    BeehiveBy beehive.govt.nz
    2 weeks ago
  • Tiwai deal gives time for managed transition
    Today’s deal between Meridian and Rio Tinto for the Tiwai smelter to remain open another four years provides time for a managed transition for Southland. “The deal provides welcome certainty to the Southland community by protecting jobs and incomes as the region plans for the future. The Government is committed ...
    BeehiveBy beehive.govt.nz
    2 weeks ago
  • New member for APEC Business Advisory Council
    Prime Minister Jacinda Ardern has appointed Anna Curzon to the APEC Business Advisory Council (ABAC). The leader of each APEC economy appoints three private sector representatives to ABAC. ABAC provides advice to leaders annually on business priorities. “ABAC helps ensure that APEC’s work programme is informed by business community perspectives ...
    BeehiveBy beehive.govt.nz
    2 weeks ago
  • Govt’s careful economic management recognised
    The Government’s prudent fiscal management and strong policy programme in the face of the COVID-19 global pandemic have been acknowledged by the credit rating agency Fitch. Fitch has today affirmed New Zealand’s local currency rating at AA+ with a stable outlook and foreign currency rating at AA with a positive ...
    BeehiveBy beehive.govt.nz
    2 weeks ago
  • Additional actions to keep COVID-19 out of NZ
    The Government is putting in place a suite of additional actions to protect New Zealand from COVID-19, including new emerging variants, COVID-19 Response Minister Chris Hipkins said today. “Given the high rates of infection in many countries and evidence of the global spread of more transmissible variants, it’s clear that ...
    BeehiveBy beehive.govt.nz
    2 weeks ago
  • 19 projects will clean up and protect waterways
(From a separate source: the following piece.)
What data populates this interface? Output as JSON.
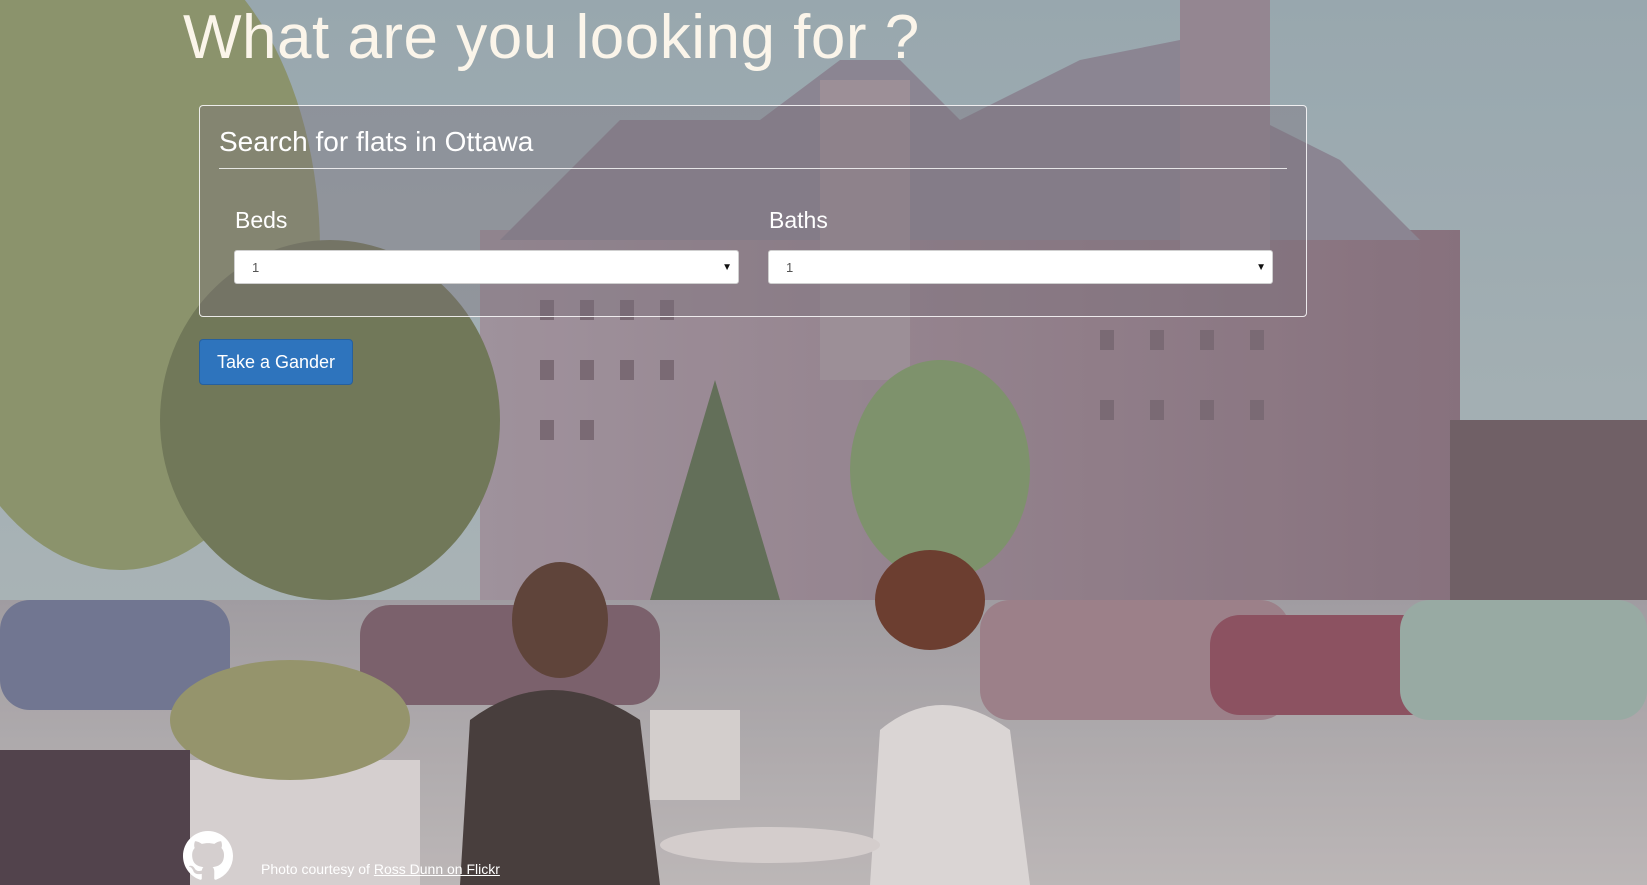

    $36 million of Government funding alongside councils and others for 19 projects Investment will clean up and protect waterways and create local jobs Boots on the ground expected in Q2 of 2021 Funding part of the Jobs for Nature policy package A package of 19 projects will help clean up ...
    BeehiveBy beehive.govt.nz
    2 weeks ago
  • New Zealand Government acknowledges 175th anniversary of Battle of Ruapekapeka
    The commemoration of the 175th anniversary of the Battle of Ruapekapeka represents an opportunity for all New Zealanders to reflect on the role these conflicts have had in creating our modern nation, says Associate Minister for Arts, Culture and Heritage Kiri Allan. “The Battle at Te Ruapekapeka Pā, which took ...
    BeehiveBy beehive.govt.nz
    2 weeks ago